## What the task requires
Each line of the data must be set down again without a single difference.

## Listed records
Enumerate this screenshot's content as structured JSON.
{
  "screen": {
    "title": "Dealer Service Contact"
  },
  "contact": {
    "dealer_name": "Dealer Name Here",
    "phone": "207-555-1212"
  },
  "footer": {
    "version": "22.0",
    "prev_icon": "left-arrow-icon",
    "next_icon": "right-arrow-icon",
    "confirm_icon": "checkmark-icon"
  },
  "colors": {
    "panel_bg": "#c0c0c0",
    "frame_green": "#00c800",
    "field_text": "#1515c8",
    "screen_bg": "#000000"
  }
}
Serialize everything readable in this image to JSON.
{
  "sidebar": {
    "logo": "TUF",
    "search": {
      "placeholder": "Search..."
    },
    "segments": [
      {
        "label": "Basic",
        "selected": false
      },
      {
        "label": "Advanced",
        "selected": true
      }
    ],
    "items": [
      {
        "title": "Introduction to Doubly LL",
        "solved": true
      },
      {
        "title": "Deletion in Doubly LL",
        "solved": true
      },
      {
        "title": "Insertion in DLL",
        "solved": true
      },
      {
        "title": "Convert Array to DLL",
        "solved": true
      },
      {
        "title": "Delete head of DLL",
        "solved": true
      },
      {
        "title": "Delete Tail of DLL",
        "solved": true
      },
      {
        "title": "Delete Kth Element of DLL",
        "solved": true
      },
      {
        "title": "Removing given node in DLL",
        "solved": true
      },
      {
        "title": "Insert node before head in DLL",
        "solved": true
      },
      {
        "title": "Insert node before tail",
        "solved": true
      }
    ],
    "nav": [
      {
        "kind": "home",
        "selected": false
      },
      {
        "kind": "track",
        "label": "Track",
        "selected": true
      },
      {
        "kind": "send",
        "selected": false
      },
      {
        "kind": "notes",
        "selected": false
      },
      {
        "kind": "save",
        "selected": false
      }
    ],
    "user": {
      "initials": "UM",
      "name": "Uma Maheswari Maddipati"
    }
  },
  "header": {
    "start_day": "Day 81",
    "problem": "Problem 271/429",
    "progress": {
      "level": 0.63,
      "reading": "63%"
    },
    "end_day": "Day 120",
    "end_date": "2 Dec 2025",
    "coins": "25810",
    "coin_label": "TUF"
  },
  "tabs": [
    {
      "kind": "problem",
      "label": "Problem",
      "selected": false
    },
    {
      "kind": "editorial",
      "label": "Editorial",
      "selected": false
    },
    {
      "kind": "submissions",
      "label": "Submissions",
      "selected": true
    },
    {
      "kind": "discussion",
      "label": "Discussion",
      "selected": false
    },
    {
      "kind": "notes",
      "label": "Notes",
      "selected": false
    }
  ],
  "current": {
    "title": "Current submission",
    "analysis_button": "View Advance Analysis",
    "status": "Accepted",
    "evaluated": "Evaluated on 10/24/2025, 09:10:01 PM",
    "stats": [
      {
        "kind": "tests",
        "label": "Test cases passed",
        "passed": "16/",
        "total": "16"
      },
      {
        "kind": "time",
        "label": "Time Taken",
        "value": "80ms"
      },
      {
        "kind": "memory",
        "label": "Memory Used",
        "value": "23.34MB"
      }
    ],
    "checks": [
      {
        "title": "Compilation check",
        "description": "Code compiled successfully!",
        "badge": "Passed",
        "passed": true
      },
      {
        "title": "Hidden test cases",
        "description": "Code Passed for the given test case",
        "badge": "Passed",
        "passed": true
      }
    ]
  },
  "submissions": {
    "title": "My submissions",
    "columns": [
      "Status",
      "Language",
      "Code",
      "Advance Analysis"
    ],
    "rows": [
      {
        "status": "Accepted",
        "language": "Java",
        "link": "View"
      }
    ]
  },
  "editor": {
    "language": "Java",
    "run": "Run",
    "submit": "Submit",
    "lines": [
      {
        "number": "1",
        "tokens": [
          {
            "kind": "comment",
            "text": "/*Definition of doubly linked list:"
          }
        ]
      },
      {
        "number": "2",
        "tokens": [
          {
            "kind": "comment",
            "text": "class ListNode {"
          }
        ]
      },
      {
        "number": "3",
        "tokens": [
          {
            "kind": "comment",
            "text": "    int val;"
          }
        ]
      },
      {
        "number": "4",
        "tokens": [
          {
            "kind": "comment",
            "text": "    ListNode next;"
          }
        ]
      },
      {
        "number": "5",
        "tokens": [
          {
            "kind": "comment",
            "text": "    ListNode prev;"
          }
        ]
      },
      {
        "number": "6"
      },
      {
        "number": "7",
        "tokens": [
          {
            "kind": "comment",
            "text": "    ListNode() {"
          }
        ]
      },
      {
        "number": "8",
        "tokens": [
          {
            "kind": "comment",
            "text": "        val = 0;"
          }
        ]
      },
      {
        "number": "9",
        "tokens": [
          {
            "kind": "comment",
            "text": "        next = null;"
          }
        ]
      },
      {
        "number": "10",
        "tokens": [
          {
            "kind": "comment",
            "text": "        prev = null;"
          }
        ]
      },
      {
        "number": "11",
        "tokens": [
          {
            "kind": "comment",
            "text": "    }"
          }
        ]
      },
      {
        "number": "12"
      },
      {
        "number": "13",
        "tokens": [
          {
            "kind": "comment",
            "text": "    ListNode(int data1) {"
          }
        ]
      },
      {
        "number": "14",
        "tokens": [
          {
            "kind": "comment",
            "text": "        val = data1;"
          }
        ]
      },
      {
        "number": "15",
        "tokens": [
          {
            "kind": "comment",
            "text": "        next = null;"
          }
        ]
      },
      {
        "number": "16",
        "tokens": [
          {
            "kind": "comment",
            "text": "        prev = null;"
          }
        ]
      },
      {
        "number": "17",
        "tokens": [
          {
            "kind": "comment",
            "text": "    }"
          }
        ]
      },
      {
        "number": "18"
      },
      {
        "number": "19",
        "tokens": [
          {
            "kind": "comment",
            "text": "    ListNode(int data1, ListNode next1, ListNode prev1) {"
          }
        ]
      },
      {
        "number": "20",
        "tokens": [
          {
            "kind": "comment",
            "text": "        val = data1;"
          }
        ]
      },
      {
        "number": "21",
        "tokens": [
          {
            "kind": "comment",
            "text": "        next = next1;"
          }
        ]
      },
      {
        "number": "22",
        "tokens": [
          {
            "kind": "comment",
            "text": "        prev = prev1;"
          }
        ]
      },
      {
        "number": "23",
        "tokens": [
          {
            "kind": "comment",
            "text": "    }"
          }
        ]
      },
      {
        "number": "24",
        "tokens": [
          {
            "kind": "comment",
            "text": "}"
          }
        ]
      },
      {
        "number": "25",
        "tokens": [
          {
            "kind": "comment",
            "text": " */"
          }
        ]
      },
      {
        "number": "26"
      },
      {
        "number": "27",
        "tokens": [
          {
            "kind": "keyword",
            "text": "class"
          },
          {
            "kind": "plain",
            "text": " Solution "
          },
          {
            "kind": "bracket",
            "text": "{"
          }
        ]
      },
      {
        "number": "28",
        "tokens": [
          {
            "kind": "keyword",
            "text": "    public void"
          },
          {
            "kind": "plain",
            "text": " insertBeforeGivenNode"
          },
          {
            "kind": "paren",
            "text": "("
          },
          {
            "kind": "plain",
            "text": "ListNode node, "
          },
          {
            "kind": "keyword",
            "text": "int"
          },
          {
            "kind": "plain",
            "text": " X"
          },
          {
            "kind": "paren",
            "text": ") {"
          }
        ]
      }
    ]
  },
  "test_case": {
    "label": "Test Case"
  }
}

## Result below
Enumerate this screenshot's content as structured JSON.
{
  "screen": {
    "title": "Dealer Service Contact"
  },
  "contact": {
    "dealer_name": "Dealer Name Here",
    "phone": "207-555-1212"
  },
  "footer": {
    "version": "22.0",
    "prev_icon": "left-arrow-icon",
    "next_icon": "right-arrow-icon",
    "confirm_icon": "checkmark-icon"
  },
  "colors": {
    "panel_bg": "#c0c0c0",
    "frame_green": "#00c800",
    "field_text": "#1515c8",
    "screen_bg": "#000000"
  }
}
Serialize everything readable in this image to JSON.
{
  "sidebar": {
    "logo": "TUF",
    "search": {
      "placeholder": "Search..."
    },
    "segments": [
      {
        "label": "Basic",
        "selected": false
      },
      {
        "label": "Advanced",
        "selected": true
      }
    ],
    "items": [
      {
        "title": "Introduction to Doubly LL",
        "solved": true
      },
      {
        "title": "Deletion in Doubly LL",
        "solved": true
      },
      {
        "title": "Insertion in DLL",
        "solved": true
      },
      {
        "title": "Convert Array to DLL",
        "solved": true
      },
      {
        "title": "Delete head of DLL",
        "solved": true
      },
      {
        "title": "Delete Tail of DLL",
        "solved": true
      },
      {
        "title": "Delete Kth Element of DLL",
        "solved": true
      },
      {
        "title": "Removing given node in DLL",
        "solved": true
      },
      {
        "title": "Insert node before head in DLL",
        "solved": true
      },
      {
        "title": "Insert node before tail",
        "solved": true
      }
    ],
    "nav": [
      {
        "kind": "home",
        "selected": false
      },
      {
        "kind": "track",
        "label": "Track",
        "selected": true
      },
      {
        "kind": "send",
        "selected": false
      },
      {
        "kind": "notes",
        "selected": false
      },
      {
        "kind": "save",
        "selected": false
      }
    ],
    "user": {
      "initials": "UM",
      "name": "Uma Maheswari Maddipati"
    }
  },
  "header": {
    "start_day": "Day 81",
    "problem": "Problem 271/429",
    "progress": {
      "level": 0.63,
      "reading": "63%"
    },
    "end_day": "Day 120",
    "end_date": "2 Dec 2025",
    "coins": "25810",
    "coin_label": "TUF"
  },
  "tabs": [
    {
      "kind": "problem",
      "label": "Problem",
      "selected": false
    },
    {
      "kind": "editorial",
      "label": "Editorial",
      "selected": false
    },
    {
      "kind": "submissions",
      "label": "Submissions",
      "selected": true
    },
    {
      "kind": "discussion",
      "label": "Discussion",
      "selected": false
    },
    {
      "kind": "notes",
      "label": "Notes",
      "selected": false
    }
  ],
  "current": {
    "title": "Current submission",
    "analysis_button": "View Advance Analysis",
    "status": "Accepted",
    "evaluated": "Evaluated on 10/24/2025, 09:10:01 PM",
    "stats": [
      {
        "kind": "tests",
        "label": "Test cases passed",
        "passed": "16/",
        "total": "16"
      },
      {
        "kind": "time",
        "label": "Time Taken",
        "value": "80ms"
      },
      {
        "kind": "memory",
        "label": "Memory Used",
        "value": "23.34MB"
      }
    ],
    "checks": [
      {
        "title": "Compilation check",
        "description": "Code compiled successfully!",
        "badge": "Passed",
        "passed": true
      },
      {
        "title": "Hidden test cases",
        "description": "Code Passed for the given test case",
        "badge": "Passed",
        "passed": true
      }
    ]
  },
  "submissions": {
    "title": "My submissions",
    "columns": [
      "Status",
      "Language",
      "Code",
      "Advance Analysis"
    ],
    "rows": [
      {
        "status": "Accepted",
        "language": "Java",
        "link": "View"
      }
    ]
  },
  "editor": {
    "language": "Java",
    "run": "Run",
    "submit": "Submit",
    "lines": [
      {
        "number": "1",
        "tokens": [
          {
            "kind": "comment",
            "text": "/*Definition of doubly linked list:"
          }
        ]
      },
      {
        "number": "2",
        "tokens": [
          {
            "kind": "comment",
            "text": "class ListNode {"
          }
        ]
      },
      {
        "number": "3",
        "tokens": [
          {
            "kind": "comment",
            "text": "    int val;"
          }
        ]
      },
      {
        "number": "4",
        "tokens": [
          {
            "kind": "comment",
            "text": "    ListNode next;"
          }
        ]
      },
      {
        "number": "5",
        "tokens": [
          {
            "kind": "comment",
            "text": "    ListNode prev;"
          }
        ]
      },
      {
        "number": "6"
      },
      {
        "number": "7",
        "tokens": [
          {
            "kind": "comment",
            "text": "    ListNode() {"
          }
        ]
      },
      {
        "number": "8",
        "tokens": [
          {
            "kind": "comment",
            "text": "        val = 0;"
          }
        ]
      },
      {
        "number": "9",
        "tokens": [
          {
            "kind": "comment",
            "text": "        next = null;"
          }
        ]
      },
      {
        "number": "10",
        "tokens": [
          {
            "kind": "comment",
            "text": "        prev = null;"
          }
        ]
      },
      {
        "number": "11",
        "tokens": [
          {
            "kind": "comment",
            "text": "    }"
          }
        ]
      },
      {
        "number": "12"
      },
      {
        "number": "13",
        "tokens": [
          {
            "kind": "comment",
            "text": "    ListNode(int data1) {"
          }
        ]
      },
      {
        "number": "14",
        "tokens": [
          {
            "kind": "comment",
            "text": "        val = data1;"
          }
        ]
      },
      {
        "number": "15",
        "tokens": [
          {
            "kind": "comment",
            "text": "        next = null;"
          }
        ]
      },
      {
        "number": "16",
        "tokens": [
          {
            "kind": "comment",
            "text": "        prev = null;"
          }
        ]
      },
      {
        "number": "17",
        "tokens": [
          {
            "kind": "comment",
            "text": "    }"
          }
        ]
      },
      {
        "number": "18"
      },
      {
        "number": "19",
        "tokens": [
          {
            "kind": "comment",
            "text": "    ListNode(int data1, ListNode next1, ListNode prev1) {"
          }
        ]
      },
      {
        "number": "20",
        "tokens": [
          {
            "kind": "comment",
            "text": "        val = data1;"
          }
        ]
      },
      {
        "number": "21",
        "tokens": [
          {
            "kind": "comment",
            "text": "        next = next1;"
          }
        ]
      },
      {
        "number": "22",
        "tokens": [
          {
            "kind": "comment",
            "text": "        prev = prev1;"
          }
        ]
      },
      {
        "number": "23",
        "tokens": [
          {
            "kind": "comment",
            "text": "    }"
          }
        ]
      },
      {
        "number": "24",
        "tokens": [
          {
            "kind": "comment",
            "text": "}"
          }
        ]
      },
      {
        "number": "25",
        "tokens": [
          {
            "kind": "comment",
            "text": " */"
          }
        ]
      },
      {
        "number": "26"
      },
      {
        "number": "27",
        "tokens": [
          {
            "kind": "keyword",
            "text": "class"
          },
          {
            "kind": "plain",
            "text": " Solution "
          },
          {
            "kind": "bracket",
            "text": "{"
          }
        ]
      },
      {
        "number": "28",
        "tokens": [
          {
            "kind": "keyword",
            "text": "    public void"
          },
          {
            "kind": "plain",
            "text": " insertBeforeGivenNode"
          },
          {
            "kind": "paren",
            "text": "("
          },
          {
            "kind": "plain",
            "text": "ListNode node, "
          },
          {
            "kind": "keyword",
            "text": "int"
          },
          {
            "kind": "plain",
            "text": " X"
          },
          {
            "kind": "paren",
            "text": ") {"
          }
        ]
      }
    ]
  },
  "test_case": {
    "label": "Test Case"
  }
}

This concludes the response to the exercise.